“The gentrification, the consumerism, it’s the opposite of everything he stood for,” said the photographer Harvey Wang, who began documenting Mr. Purple, whose birth name was David Wilkie, in 1977. “It’s just appalling.”
2) On Dec. 28, BoweryBoogie posted an op-ed written by Purple's grandson, Steve Mason.
Per the post:
“Mr. Purple” is not an honorable tribute. Believe me, I would love for David’s legacy to be memorialized, and I’m happy that he achieved notoriety enough to be considered for exploitation by a midtown corporate property development committee. However, a fancy hotel bar is not the right vehicle. At best, it’s tone deaf.
In an email to us on Dec. 28, Mason wrote, "I only found out about this travesty [on Dec. 27]. He and I were not close, but this is horrifying and I've been sick to my stomach for the last 24 hours over it."
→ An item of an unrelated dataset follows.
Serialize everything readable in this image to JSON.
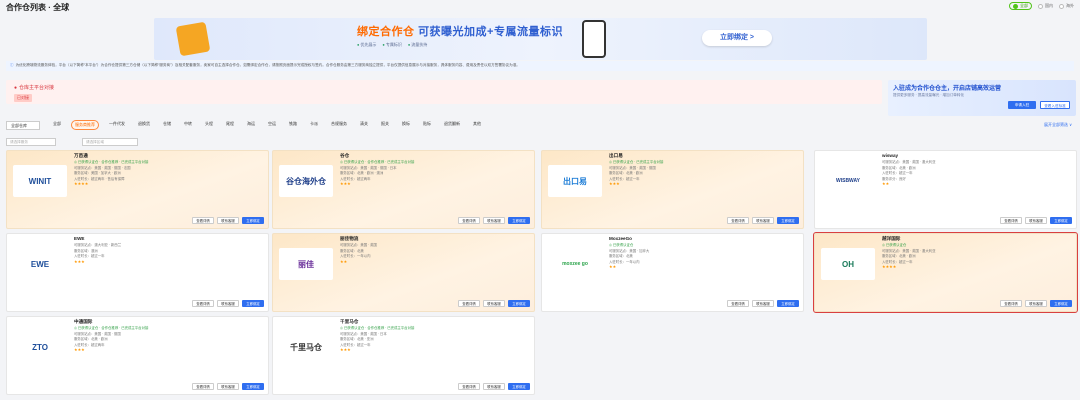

3) There's a lengthy investigation in the current issue of The Villager dated Dec. 31 titled "The dark side of Purple." Editor Lincoln Anderson puts together the activist's past through a series of phone conversations and an exchange of documents and letters with Purple's two daughters, step-sisters Jenean and Lenore, who say that their father sexually abused them while growing up in Australia in the 1960s.
Per the article:
Asked what specifically Purple did to them or had them do, [Jenean] said, “Oh, everything — that’s what we were about — our purpose. He trained us, with pornography magazines, films, comics. I read ‘The Kinsey Report’ when I was age 10.”
According to Australian court documents obtained by The Villager, Purple served a two-year prison sentence for the molestation charges at Long Bay Penitentiary in Sydney. (In a letter dated from March 1967, Purple proclaimed his innocence to the children’s maternal grandparents, "asserting that his second wife was not a fit guardian for his daughters.")
One of the daughters, Jenean, told The Villager that Purple himself was sexually abused by his mother as a child ... and that his mother was also a victim of "generational sexual abuse."
As The Villager concludes:
Hopefully, the two narratives can somehow coexist and inform: on the one hand, the story of a family that finally healed from domestic sexual abuse, and, on the other, a man who built a new life for himself — and a glorious garden — on the Lower East Side and left a lasting legacy of environmental consciousness.
You can read the full article here.
Previously on EV Grieve:
[Updated] The upscale hotel bar with a pool named for the late environmentalist Adam Purple (44 comments)
[Updated] The Gerber Group responds to criticism over Mr. Purple (23 comments)
As the Hotel Indigo and Mr. Purple continue efforts to be part of the LES neighborhood (25 comments)